[Website and app data records]
|---|

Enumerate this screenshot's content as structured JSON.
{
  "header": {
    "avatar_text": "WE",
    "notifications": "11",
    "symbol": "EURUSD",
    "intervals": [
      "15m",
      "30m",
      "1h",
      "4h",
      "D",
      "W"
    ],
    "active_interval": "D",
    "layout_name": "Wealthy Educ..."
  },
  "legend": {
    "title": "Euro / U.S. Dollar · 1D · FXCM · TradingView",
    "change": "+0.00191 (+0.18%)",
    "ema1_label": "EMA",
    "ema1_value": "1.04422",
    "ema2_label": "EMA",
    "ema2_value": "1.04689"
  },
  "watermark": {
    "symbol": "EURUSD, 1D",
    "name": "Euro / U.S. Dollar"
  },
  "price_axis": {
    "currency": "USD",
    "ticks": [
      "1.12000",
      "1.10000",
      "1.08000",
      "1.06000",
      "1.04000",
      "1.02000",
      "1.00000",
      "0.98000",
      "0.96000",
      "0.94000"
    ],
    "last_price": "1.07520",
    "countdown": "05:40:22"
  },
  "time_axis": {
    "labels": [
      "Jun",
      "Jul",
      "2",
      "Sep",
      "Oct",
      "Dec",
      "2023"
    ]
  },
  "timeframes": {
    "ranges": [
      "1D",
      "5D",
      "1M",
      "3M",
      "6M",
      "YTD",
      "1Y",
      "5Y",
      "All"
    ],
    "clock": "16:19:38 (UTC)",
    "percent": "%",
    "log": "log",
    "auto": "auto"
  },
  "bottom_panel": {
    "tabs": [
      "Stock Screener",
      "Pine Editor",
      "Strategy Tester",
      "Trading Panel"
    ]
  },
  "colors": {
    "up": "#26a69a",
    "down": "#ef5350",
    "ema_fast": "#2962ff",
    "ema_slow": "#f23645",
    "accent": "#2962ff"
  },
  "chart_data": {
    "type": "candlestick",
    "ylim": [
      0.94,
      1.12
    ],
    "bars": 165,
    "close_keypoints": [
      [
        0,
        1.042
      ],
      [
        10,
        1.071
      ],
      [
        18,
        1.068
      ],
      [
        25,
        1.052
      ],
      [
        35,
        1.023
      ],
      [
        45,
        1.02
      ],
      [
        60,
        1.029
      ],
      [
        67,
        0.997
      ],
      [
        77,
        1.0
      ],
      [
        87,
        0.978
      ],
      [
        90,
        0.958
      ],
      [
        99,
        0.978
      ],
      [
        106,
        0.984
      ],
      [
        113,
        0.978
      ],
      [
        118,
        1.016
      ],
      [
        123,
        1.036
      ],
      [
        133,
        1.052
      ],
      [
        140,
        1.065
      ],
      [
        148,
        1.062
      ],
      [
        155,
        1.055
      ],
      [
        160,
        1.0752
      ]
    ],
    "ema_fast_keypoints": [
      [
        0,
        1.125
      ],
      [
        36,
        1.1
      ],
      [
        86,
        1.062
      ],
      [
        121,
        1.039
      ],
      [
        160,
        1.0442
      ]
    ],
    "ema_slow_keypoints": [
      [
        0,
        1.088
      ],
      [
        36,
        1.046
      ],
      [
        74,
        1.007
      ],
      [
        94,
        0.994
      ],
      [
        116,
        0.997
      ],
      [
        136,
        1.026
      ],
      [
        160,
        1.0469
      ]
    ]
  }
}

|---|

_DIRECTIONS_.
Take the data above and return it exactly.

_RESPONSE TO THE TASK_.
Enumerate this screenshot's content as structured JSON.
{
  "header": {
    "avatar_text": "WE",
    "notifications": "11",
    "symbol": "EURUSD",
    "intervals": [
      "15m",
      "30m",
      "1h",
      "4h",
      "D",
      "W"
    ],
    "active_interval": "D",
    "layout_name": "Wealthy Educ..."
  },
  "legend": {
    "title": "Euro / U.S. Dollar · 1D · FXCM · TradingView",
    "change": "+0.00191 (+0.18%)",
    "ema1_label": "EMA",
    "ema1_value": "1.04422",
    "ema2_label": "EMA",
    "ema2_value": "1.04689"
  },
  "watermark": {
    "symbol": "EURUSD, 1D",
    "name": "Euro / U.S. Dollar"
  },
  "price_axis": {
    "currency": "USD",
    "ticks": [
      "1.12000",
      "1.10000",
      "1.08000",
      "1.06000",
      "1.04000",
      "1.02000",
      "1.00000",
      "0.98000",
      "0.96000",
      "0.94000"
    ],
    "last_price": "1.07520",
    "countdown": "05:40:22"
  },
  "time_axis": {
    "labels": [
      "Jun",
      "Jul",
      "2",
      "Sep",
      "Oct",
      "Dec",
      "2023"
    ]
  },
  "timeframes": {
    "ranges": [
      "1D",
      "5D",
      "1M",
      "3M",
      "6M",
      "YTD",
      "1Y",
      "5Y",
      "All"
    ],
    "clock": "16:19:38 (UTC)",
    "percent": "%",
    "log": "log",
    "auto": "auto"
  },
  "bottom_panel": {
    "tabs": [
      "Stock Screener",
      "Pine Editor",
      "Strategy Tester",
      "Trading Panel"
    ]
  },
  "colors": {
    "up": "#26a69a",
    "down": "#ef5350",
    "ema_fast": "#2962ff",
    "ema_slow": "#f23645",
    "accent": "#2962ff"
  },
  "chart_data": {
    "type": "candlestick",
    "ylim": [
      0.94,
      1.12
    ],
    "bars": 165,
    "close_keypoints": [
      [
        0,
        1.042
      ],
      [
        10,
        1.071
      ],
      [
        18,
        1.068
      ],
      [
        25,
        1.052
      ],
      [
        35,
        1.023
      ],
      [
        45,
        1.02
      ],
      [
        60,
        1.029
      ],
      [
        67,
        0.997
      ],
      [
        77,
        1.0
      ],
      [
        87,
        0.978
      ],
      [
        90,
        0.958
      ],
      [
        99,
        0.978
      ],
      [
        106,
        0.984
      ],
      [
        113,
        0.978
      ],
      [
        118,
        1.016
      ],
      [
        123,
        1.036
      ],
      [
        133,
        1.052
      ],
      [
        140,
        1.065
      ],
      [
        148,
        1.062
      ],
      [
        155,
        1.055
      ],
      [
        160,
        1.0752
      ]
    ],
    "ema_fast_keypoints": [
      [
        0,
        1.125
      ],
      [
        36,
        1.1
      ],
      [
        86,
        1.062
      ],
      [
        121,
        1.039
      ],
      [
        160,
        1.0442
      ]
    ],
    "ema_slow_keypoints": [
      [
        0,
        1.088
      ],
      [
        36,
        1.046
      ],
      [
        74,
        1.007
      ],
      [
        94,
        0.994
      ],
      [
        116,
        0.997
      ],
      [
        136,
        1.026
      ],
      [
        160,
        1.0469
      ]
    ]
  }
}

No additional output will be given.